A very important fact to know when using Distress paint is that the blending ability you are used to with Distress products lasts only until the paint dries. Once the paint is dry the results you’ve created are permanent. It seals everything underneath, but you can add layers over it. I feel that this is an advantage as it will not interfere with additional layers compared, for example, to Distress stains which will continue to react and mix with further layers of color that you add to them. So I consider this a third advantage. But you must work a bit quicker (it dries in 3-5 minutes) with this to get the effect you want and have a bit of a plan or you might feel otherwise.

The paint also acts as a resist when using it with Ranger’s Distress Inks or Stains.
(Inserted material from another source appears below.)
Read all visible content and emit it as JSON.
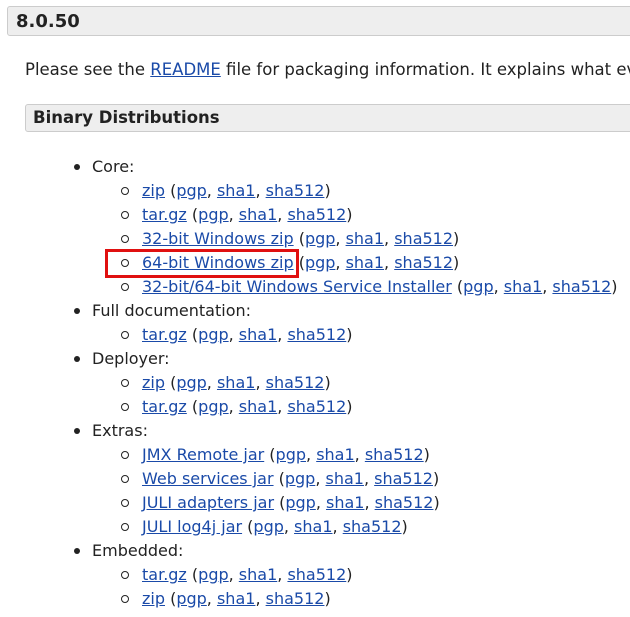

For example: I use the paint and dab it onto a stamp and then apply the stamp to my project. I allow the paint to dry completely. I get a very detailed clean look as if I used ink. I even have the option of using it with embossing powder when wet. I dry it with a heat gun or allow it to dry itself which should take 3-5 minutes. Once it is dry I can go back over with my distress stain or ink and the two mediums will not interact at all. In fact, the paint will resist the ink or stain to create a beautiful and layered effect.

Stamped Image with Distress Paint

If I want a watery or mixed color background, I shake the bottle up, turn it over, dab as much as I want out to cover the area and then use either a spray bottle with water or a paintbrush filled with water to flick as much or as little water as I want. I can allow the paint to flow, mix with another color, or use a paper towel to dab in certain areas and or a dry stamp to pick up paint with a ghost image or an object to get cool effects.

Any fluid acrylic paint will give you the same effect, but the easy-to-use dispenser and the coordinating Distress product line set Ranger’s Tim Holtz Distress paint apart.

Pros:

* Convenient packaging

* Easy to use

* Widely available

* Coordinates with other Distress products

Cons:

* Price

The MSRP of Ranger’s Tim Holtz Distress Paint is $4.99/bottle. It is widely available from local and online craft stores, such as Simon Says Stamp, Scrapbook.com, and Amazon.com.